Some, most memorably philosopher Yeshayahu Leibowitz, warned that the kind of worship that was unfolding at the Western Wall constituted idolatry; novelist Amos Oz decried Moshe Dayan's call for a Jewish "living space," which reminded him of Nazi lingo; David Ben-Gurion said the West Bank and Gaza should be traded for peace; and veteran Jewish National Fund forester Yosef Weitz wrote, after his first encounter with the West Bank's residents: "Their eyes are sparking, surely not out of love or servility toward us, and this troubles me, and obstructs any feeling of happiness, let alone joy."
Otherwise, the thought that the inhabitants of Gaza, Nablus, Hebron and Jenin might in the future be a thorn in the Jewish state's side hardly crossed any mind.
FOR US, the kids who were suddenly roaming the very east Jerusalem that only several days earlier had bombarded us, the occupied Arabs were a curiosity. For the adults alongside us, they were often as invisible as the natives described in "Marrakech," George Orwell's essay from 1939. "People with brown skins are next door to invisible," he reported wryly after visiting Morocco. "Anyone can be sorry for the donkey with its galled back, but it is generally owing to some accident if one even notices the old woman under her load of sticks." Then, as he described African troops marching in French uniforms, Orwell asked: "How much longer can we go on kidding these people? How long before they turn their guns in the other direction?"
Asking that question here in summer '67 would not have been unorthodox or imprudent; it would have been insane. Yes, the omnipotent Jewish state still faced threats, but they were somewhere between Cairo and Moscow.
Well, as it turned out the threat was, and remains, right here, between Jabalya and Dehaishe. True, it took the Palestinians 20 years to rebel, but that rebellion, now itself 20 years old, has made most Israelis, including thoroughbred Likudniks like Tzipi Livni and Dan Meridor, concede that the Trojan horse originally assumed to be lifeless is actually alive and well, even kicking, and in fact impossible to domesticate.

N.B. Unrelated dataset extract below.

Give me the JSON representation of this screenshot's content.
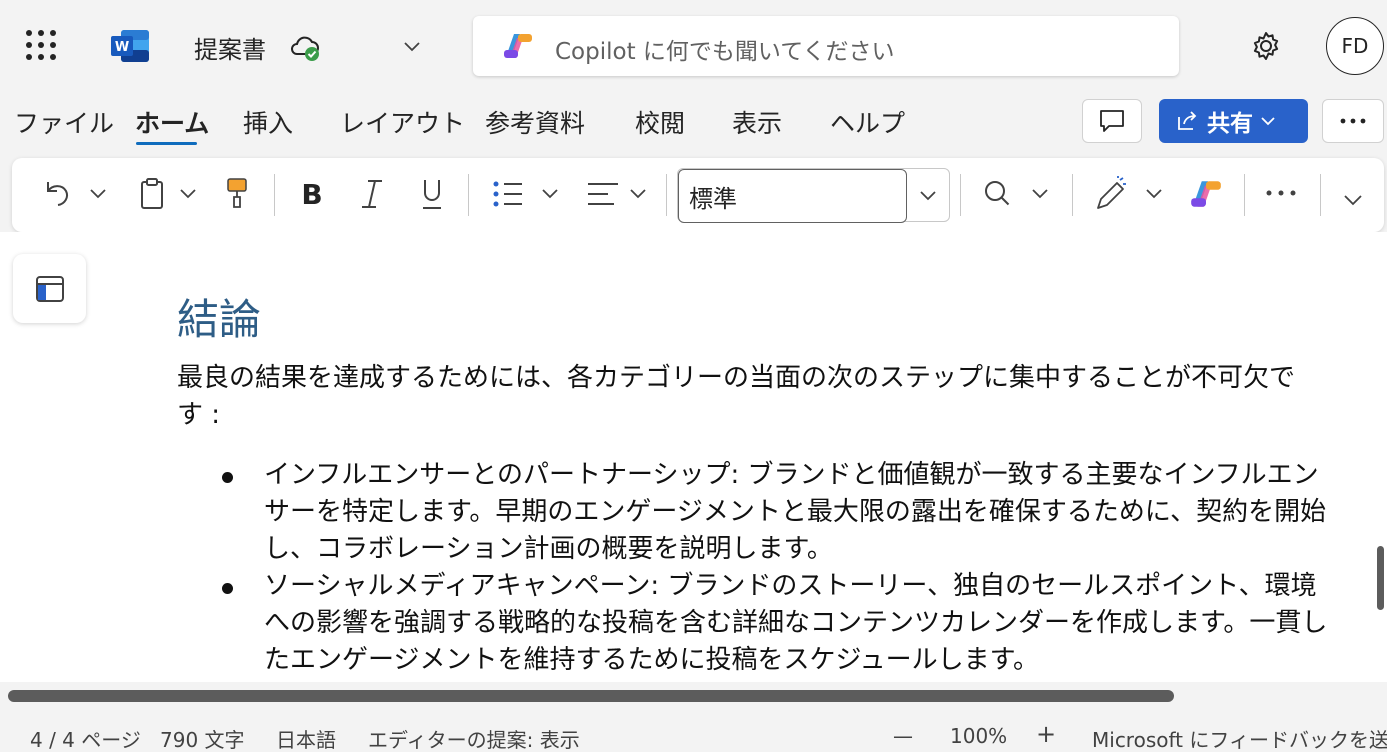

It follows, then, that the Six Day War was itself a blessing in disguise, right? A Pyrrhic victory without which ours would have remained the cozy country the liberal world once adored, right? And that without June '67 we would not be facing the boycotts, condemnations and nasty rallies that are now part of our daily diet, right?
YES, THE Six Day War's spoils have had some harsh results. They created daily friction between Israelis and Palestinians that only provoked more hatred and bloodshed. They unleashed a messianic movement that fractured Israeli society, and they gave Israel-bashers the hypocritical slogan of "Stop the occupation," by which they pretend to decry Israel's size rather than its existence.
Yet the Six Day War also empowered the Israeli people, fueled American Jewry, inspired Soviet
Jewry humiliated the East Bloc and, most importantly, made pro-Israeli skeptics and anti-Israeli warmongers realize we are here to stay, because we are prepared to fight for our lives.
In fact, considering that the war was largely a Soviet concoction, it is mind-boggling to think that four decades later the Jewish state lives on, while the Soviet Union is gone. Not only are we still here, since reopening the Straits of Tiran we have more than doubled in number. Soviet Jewry is long freed, and ours is the world's largest Jewish community - a status this land last enjoyed in the times of Jeremiah.
Moreover, ours has become one of the world's most vibrant economies. And, most tellingly, our main enemy in '67 - Egypt - is now at peace with us, as is Jordan. None of these would have happened but for the Six Day War.
True, we misjudged that Trojan Horse back in '67. But our enemies, from Cairo to Moscow, misjudged us sevenfold.